So, my last post was an introduction into the PGM (Parti-Gyle Method) and what it is, how it works etc etc…
This post is an explanation of my research and what I’ve got planned for the first PGM batch I’m planning on doing.
So, the first thing I found is, its really difficult to plan with any level of accuracy what your PGM brews are going to look like both in terms of SG and Colour given the difference between the sugar levels and colour of the gyles.

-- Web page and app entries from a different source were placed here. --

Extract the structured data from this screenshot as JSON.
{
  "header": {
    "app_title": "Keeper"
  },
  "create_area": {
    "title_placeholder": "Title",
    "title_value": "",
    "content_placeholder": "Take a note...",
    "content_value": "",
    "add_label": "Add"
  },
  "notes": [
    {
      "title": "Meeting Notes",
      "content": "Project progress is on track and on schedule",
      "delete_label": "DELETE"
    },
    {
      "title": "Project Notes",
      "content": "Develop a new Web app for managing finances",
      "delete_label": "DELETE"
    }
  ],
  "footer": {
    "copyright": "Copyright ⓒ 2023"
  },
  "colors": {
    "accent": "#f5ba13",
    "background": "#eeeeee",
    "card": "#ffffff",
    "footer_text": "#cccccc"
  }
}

I decided to use the information I had from the Randy Mosher table available here, and the various other bits available in books and other websites (most of which only confirms what is in that table) to create a rough guide spreadsheet to be able to estimate the colour and the FG, this is available here.
The spreadsheet kinda works in conjunction with beersmith or whatever brewing software you want to give you a more, well, accurate isnt quite the correct word, likely might be better here, idea of how your gyles will turn out.

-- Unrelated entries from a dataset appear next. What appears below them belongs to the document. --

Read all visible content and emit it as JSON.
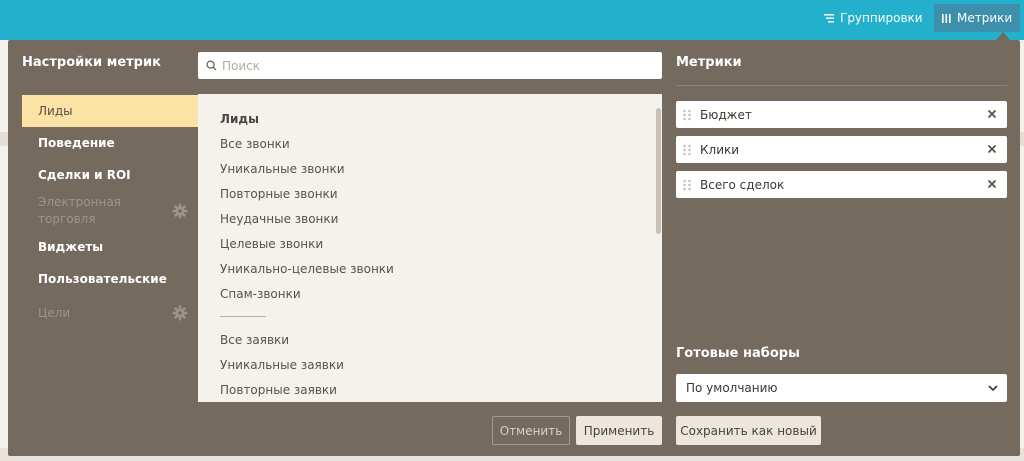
{
  "topbar": {
    "grouping_label": "Группировки",
    "metrics_label": "Метрики",
    "colors": {
      "bar": "#23b0cd",
      "active_button": "#3c90ab"
    }
  },
  "panel": {
    "title": "Настройки метрик",
    "background": "#746a5e"
  },
  "search": {
    "placeholder": "Поиск",
    "value": ""
  },
  "nav": {
    "items": [
      {
        "label": "Лиды",
        "state": "active"
      },
      {
        "label": "Поведение",
        "state": "normal"
      },
      {
        "label": "Сделки и ROI",
        "state": "normal"
      },
      {
        "label": "Электронная торговля",
        "state": "disabled",
        "icon": "gear-icon"
      },
      {
        "label": "Виджеты",
        "state": "normal"
      },
      {
        "label": "Пользовательские",
        "state": "normal"
      },
      {
        "label": "Цели",
        "state": "disabled",
        "icon": "gear-icon"
      }
    ]
  },
  "list": {
    "group_header": "Лиды",
    "items_a": [
      "Все звонки",
      "Уникальные звонки",
      "Повторные звонки",
      "Неудачные звонки",
      "Целевые звонки",
      "Уникально-целевые звонки",
      "Спам-звонки"
    ],
    "items_b": [
      "Все заявки",
      "Уникальные заявки",
      "Повторные заявки"
    ]
  },
  "metrics": {
    "title": "Метрики",
    "selected": [
      "Бюджет",
      "Клики",
      "Всего сделок"
    ]
  },
  "presets": {
    "title": "Готовые наборы",
    "selected": "По умолчанию"
  },
  "buttons": {
    "cancel": "Отменить",
    "apply": "Применить",
    "save_new": "Сохранить как новый"
  }
}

I put the initial batch together with the grain to get to a gravity and a colour, forget yeast and hops for the minute, they dont affect the initial gyling (No idea if thats even a word, but we’ll go with it for now) and that gives me a recipe for the grain as seen below.
I use this to add the values into the spreadsheet to see what the 2 gyles will look like and to give me a slightly less guessed view of the starting point in terms of colour/gravity for the hopping and what yeasts I might wanna use. This looks like this…

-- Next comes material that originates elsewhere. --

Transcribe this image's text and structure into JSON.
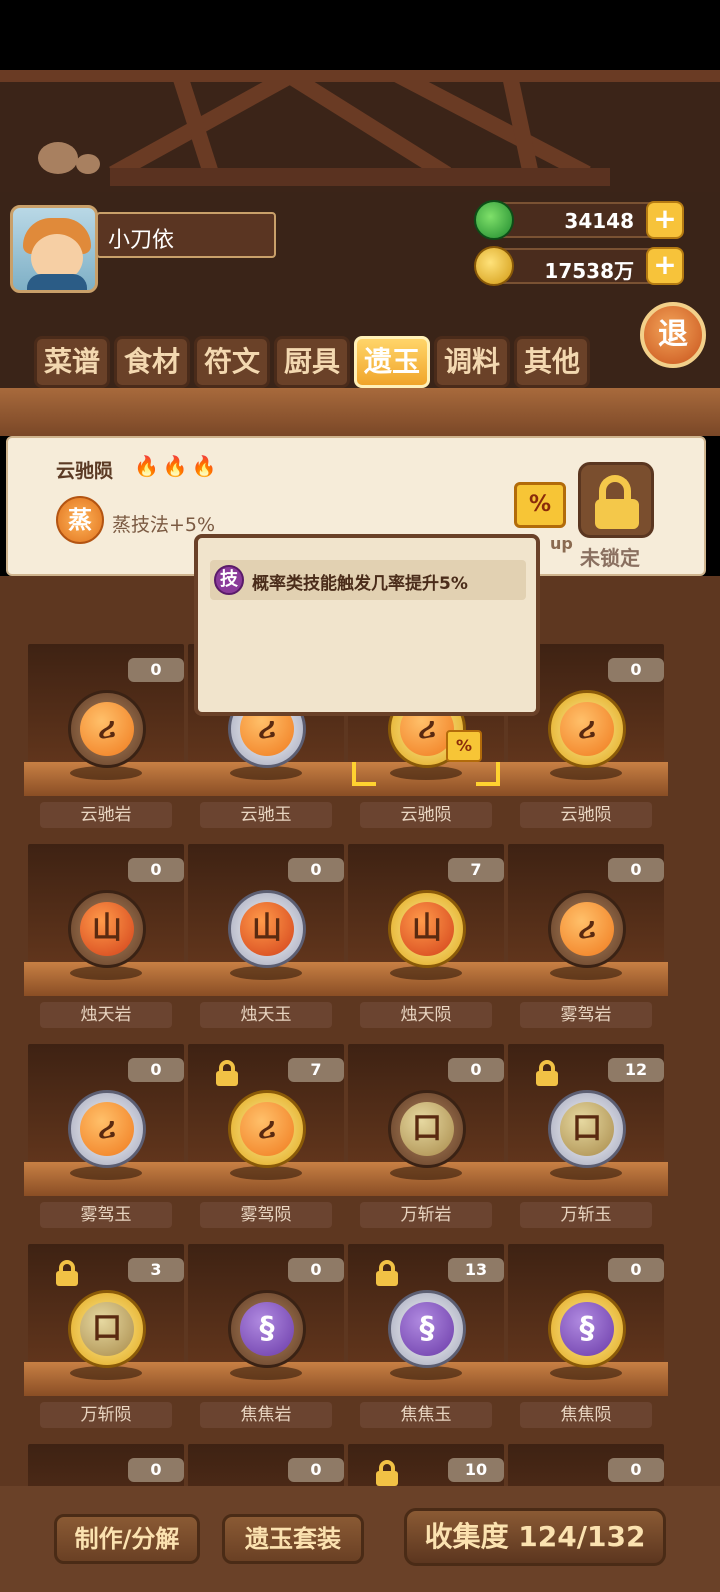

So from this spreadsheet, based on the ideas from the Mosher Table, I know with the boil off rates of my 2 kettles and the colour, grain bill, mash thickness and total batch OG that i’m going to end up with 2 gyles of the following ilk.
Once I have the 2 gyle values, I create recipes in BS with the appropiate gravities and colours (colour adjustment for the purpose of the starting point here is done using crystal 60, which I wouldnt use in a lager) then any grains which I’m adding specifically to change colour, add body etc for the second gyle added to the second gyles recipe.
The advantage of doing it this way means you have an easier way to adjust your hopping and if required, DME additions for the batches easily depending on the wort gravities. If I screw the efficiency and end up with a lower gravity for the first batch I want to be able to adjust easily on the fly rather than having to sit down a redesign the whole fucking shebang. It took me long enough to get to this point, I have no desire to have to do it all again under pressure and during a brewday which is going to be hectic enough.
So, this is my starting point, and I haven’t had chance to do this since I’ve been dying on my arse for the last 10 days with some form of lurgy and leg-aids caused by some biting little insect.
Its a complex way to do a brew day, but once you’ve got your head around the way parti-gyling works its quite easy to plan it. As they old saying goes, the proof of the beer is in the drinking, so I’m reserving judgement on the application of the method until the beers are done and ready to drink, but the equipment is in place and the understanding is getting there. Just need to calibrate the old refractometer and I’ll be good to give this a shot, I wouldnt want to be using a hydrometer for this one, the volumes are quite small with this batch so a drop will be better than 100mL when it comes to checking.
Hope you’ll all stick with me and live the PGM journey vicariously through my posting and I hope I can encourage some of you to give it a shot. The spreadsheet should be downloadable, so feel free to take it and use it if you want.